┌──

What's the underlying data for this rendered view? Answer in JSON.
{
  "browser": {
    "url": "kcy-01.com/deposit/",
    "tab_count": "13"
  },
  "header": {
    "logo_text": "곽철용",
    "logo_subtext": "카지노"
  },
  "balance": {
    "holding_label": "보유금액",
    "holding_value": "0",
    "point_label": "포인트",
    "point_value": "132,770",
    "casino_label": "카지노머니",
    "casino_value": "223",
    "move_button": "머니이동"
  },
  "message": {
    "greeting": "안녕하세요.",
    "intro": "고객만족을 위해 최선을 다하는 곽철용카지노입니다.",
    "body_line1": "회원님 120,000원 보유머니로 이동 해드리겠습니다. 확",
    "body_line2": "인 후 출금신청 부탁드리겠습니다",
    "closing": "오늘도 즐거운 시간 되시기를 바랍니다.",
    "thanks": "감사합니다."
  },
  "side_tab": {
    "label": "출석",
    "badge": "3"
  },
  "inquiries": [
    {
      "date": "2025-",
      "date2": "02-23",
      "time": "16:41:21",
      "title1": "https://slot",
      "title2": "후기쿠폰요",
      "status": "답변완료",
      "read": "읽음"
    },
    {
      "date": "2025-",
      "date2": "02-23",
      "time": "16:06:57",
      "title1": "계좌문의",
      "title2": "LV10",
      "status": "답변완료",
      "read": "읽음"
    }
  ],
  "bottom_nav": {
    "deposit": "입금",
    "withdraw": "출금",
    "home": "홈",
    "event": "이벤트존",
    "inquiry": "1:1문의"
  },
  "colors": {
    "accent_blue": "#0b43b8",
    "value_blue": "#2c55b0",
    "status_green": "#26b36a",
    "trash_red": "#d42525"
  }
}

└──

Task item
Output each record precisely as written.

Response
What's the underlying data for this rendered view? Answer in JSON.
{
  "browser": {
    "url": "kcy-01.com/deposit/",
    "tab_count": "13"
  },
  "header": {
    "logo_text": "곽철용",
    "logo_subtext": "카지노"
  },
  "balance": {
    "holding_label": "보유금액",
    "holding_value": "0",
    "point_label": "포인트",
    "point_value": "132,770",
    "casino_label": "카지노머니",
    "casino_value": "223",
    "move_button": "머니이동"
  },
  "message": {
    "greeting": "안녕하세요.",
    "intro": "고객만족을 위해 최선을 다하는 곽철용카지노입니다.",
    "body_line1": "회원님 120,000원 보유머니로 이동 해드리겠습니다. 확",
    "body_line2": "인 후 출금신청 부탁드리겠습니다",
    "closing": "오늘도 즐거운 시간 되시기를 바랍니다.",
    "thanks": "감사합니다."
  },
  "side_tab": {
    "label": "출석",
    "badge": "3"
  },
  "inquiries": [
    {
      "date": "2025-",
      "date2": "02-23",
      "time": "16:41:21",
      "title1": "https://slot",
      "title2": "후기쿠폰요",
      "status": "답변완료",
      "read": "읽음"
    },
    {
      "date": "2025-",
      "date2": "02-23",
      "time": "16:06:57",
      "title1": "계좌문의",
      "title2": "LV10",
      "status": "답변완료",
      "read": "읽음"
    }
  ],
  "bottom_nav": {
    "deposit": "입금",
    "withdraw": "출금",
    "home": "홈",
    "event": "이벤트존",
    "inquiry": "1:1문의"
  },
  "colors": {
    "accent_blue": "#0b43b8",
    "value_blue": "#2c55b0",
    "status_green": "#26b36a",
    "trash_red": "#d42525"
  }
}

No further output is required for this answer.